Officials from the UN's cultural body meeting in the Lithuanian capital, Vilnius, agreed on Wednesday to add eight sites to the list, including a panda sanctuary in China and a Finnish archipelago.

Inclusion on the World Heritage list is much sought after as a country is then eligible for financial assistance and training from Unesco to help protect and manage sites.

The eight additions bring the total number of sites on the list to 820.

The Sichuan Giant Panda Sanctuary in southwestern China's Chengdu province is home to 30% of the world's endangered panda population and Unesco says the bears must be protected.

Good news

"It is the largest remaining contiguous habitat of the giant panda and the most important captive breeding ground for the animal," an unnamed official from the organisation said.

A World Heritage listing obliges authorities to protect the natural habitat, and Chinese conservationists praised the decision.

Lu Zhi, a panda specialist at Peking University, told the Xinhua news agency: "To protect an animal is not just putting it living in the zoo, but keeping it alive in its home."

The Malpelo flora and fauna sanctuary off the coast of Colombia was also added to the list. It is the largest no-fishing zone in the eastern tropical Pacific.

African addition

The Kvarken archipelago, a group of 5,600 islands in Finland's Gulf of Bothnia, was also added, as was the Chongoni rock art area in Malawi, one of five new African sites.

"To protect an animal is not just putting it living in the zoo, but keeping it alive in its home"

Lu Zhi, panda specialist

Another was Harrar Jugol, a town in Ethiopia, which houses 82 mosques.

The Agave landscape in Mexico, a large site between the Tequila Volcano and the Rio Grande valley, was added to the list.

The area encloses a landscape of fields of blue agave, a plant which has been used since the 16th century to produce tequila.

Unesco also hinted that the Elbe Valley in Germany could become the first site in the list's 34-year history to be struck off if development plans near the site go ahead.

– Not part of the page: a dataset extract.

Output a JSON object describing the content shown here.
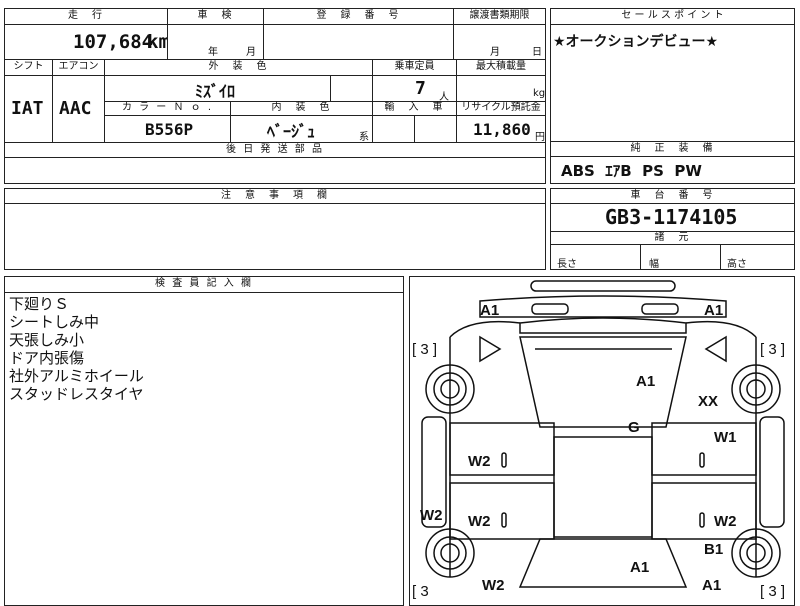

A decision on a request from Poland to change the name of the Auschwitz former concentration camp to reflect that it was set up by Nazi Germany has been deferred until next year.